Scottish Elevator – Voice Recognition – ELEVEN!

(YouTube – Burnistoun – Series 1 , Episode 1 [ Part 1/3 ])

What? No Buttons?!

These two Scottish guys enter a lift somewhere in Scotland and find that there are no buttons for the floor selection, so they quickly realise it’s a “voice-activated elevator“, as the system calls itself. They want to go to the 11th floor and they first pronounce it the Scottish way:

/eh leh ven/

That doesn’t seem to work at all.

You need to try an American accent“, says one of them, so they try to mimic one, sadly very unsuccessfully:

/ee leh ven/

Then they try a quite funny, Cockney-like English accent:

/ä leh ven/

to no avail.

VUI Sin No. 1: Being condescending to your users

The system prompts them to “Please speak slowly and clearly“, which is exactly what they had been doing up to then in the first place! Instead, it should have said something along the lines of “I’m afraid I didn’t get that. Let’s try again.” and later “I’m really sorry, but I don’t seem to understand what you’re saying. Maybe you would like to try one more time?“. Of course, not having any buttons in the lift means that these guys could be stuck in there forever! That’s another fatal usability error: Both modalities, speech and button presses, should have been allowed to cater for different user groups (easy accents, tricky accents) and different use contexts (people who have got their hands full with carrier bags vs people who can press a button!).

I’m gonna teach you a lesson!

One of them tries to teach the system the Scottish accent: “I keep saying it until she understands Scottish!“, a very reasonable expectation, which would work particularly well with a speaker-dependent dictation system of the kind you’ve got on your PC, laptop or hand-held device. This speaker-independent one (‘cos you can’t really have your personal lift in each building you enter!) will take a bit more time to learn anything from a single conversation! It requires time analysing the recordings, their transcriptions and semantic interpretations, comparing what the system understood with what the user actually said and using those observations to tune the whole system. We are talking at least a week in most cases. They would die of dehydration and starvation by then!

VUI Sin No.2: Patronising your users until they explode
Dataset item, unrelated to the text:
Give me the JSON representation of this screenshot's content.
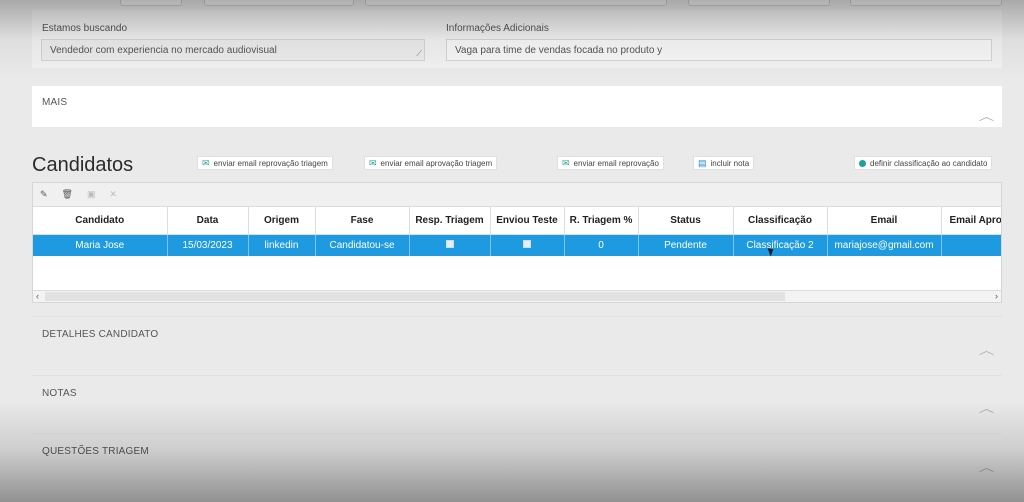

After a while, the system makes it worse by saying what no system should ever dare say to a user’s face: “Please state which floor you would like to go to in a clear and calm manner.” Patronising or what! The guys’ reaction is not surprising: “Why is it telling people to be calm?! .. cos Scottish people would be going out for MONTHS at it!“.

Well, that’s not actually true. These days off-the-shelf speech recognition software is optimised to work with most main accents in a language, yes, including Glaswegian! Millions of real-world utterances spoken by thousands of people with all possible accents in a language (and this for many different languages too) are used to statistically train the recognition software to work equally well with most of them and for most of the time. These utterances are collected from applications that are already live and running somewhere in the world for the corresponding language. The more real-world data available, the better the software can be tuned and the more accurate the recognition of “weird” pronunciations will be, even when you take the software out of the box.
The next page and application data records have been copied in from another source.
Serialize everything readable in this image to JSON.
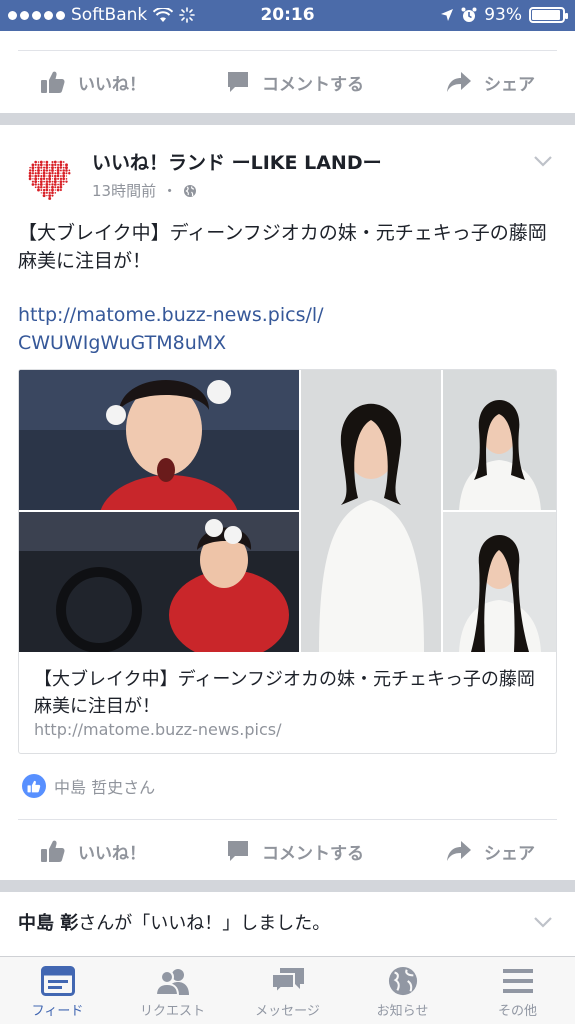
{
  "status_bar": {
    "carrier": "SoftBank",
    "time": "20:16",
    "battery_percent": "93%",
    "battery_level": 0.93
  },
  "top_actions": {
    "like": "いいね！",
    "comment": "コメントする",
    "share": "シェア"
  },
  "post": {
    "page_name": "いいね！ランド ーLIKE LANDー",
    "time_ago": "13時間前",
    "meta_separator": "・",
    "text": "【大ブレイク中】ディーンフジオカの妹・元チェキっ子の藤岡麻美に注目が！",
    "link_line1": "http://matome.buzz-news.pics/l/",
    "link_line2": "CWUWIgWuGTM8uMX",
    "link_card": {
      "title": "【大ブレイク中】ディーンフジオカの妹・元チェキっ子の藤岡麻美に注目が！",
      "domain": "http://matome.buzz-news.pics/"
    },
    "liked_by": "中島 哲史さん",
    "actions": {
      "like": "いいね！",
      "comment": "コメントする",
      "share": "シェア"
    }
  },
  "notification": {
    "name": "中島 彰",
    "text": "さんが「いいね！」しました。"
  },
  "tab_bar": {
    "tabs": [
      {
        "label": "フィード",
        "icon": "feed-icon",
        "active": true
      },
      {
        "label": "リクエスト",
        "icon": "friend-requests-icon",
        "active": false
      },
      {
        "label": "メッセージ",
        "icon": "messages-icon",
        "active": false
      },
      {
        "label": "お知らせ",
        "icon": "globe-icon",
        "active": false
      },
      {
        "label": "その他",
        "icon": "menu-icon",
        "active": false
      }
    ]
  },
  "colors": {
    "status_bar": "#4b6ba9",
    "link": "#365899",
    "active_tab": "#4267b2",
    "muted": "#90949c"
  }
}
VUI Best Practice: Tune your application to cater for YOUR user population

An additional safeguarding and optimising technique is tuning the pronunciations for a specific speech recognition application.  So when you already know that your system will be deployed in Scotland, you’d better add the Scottish pronunciation for each word explicitly in the recognition lexicon.  This includes manually adding /eh leh ven/ , as the standard /ee leh ven/ pronunciation is not likely to work very well. Given that applications are usually restricted to a specific domain anyway (selecting floors in a lift, getting your bank account balance, choosing departure and arrival train times etc.), this only needs to be done for the core words and phrases in your application, rather than the whole English, French, or Farsi language! So do not despair, there’s hope for freedom (of speech) even for the Scottish! 🙂

For a full transcript of the video, check out EnglishCentral.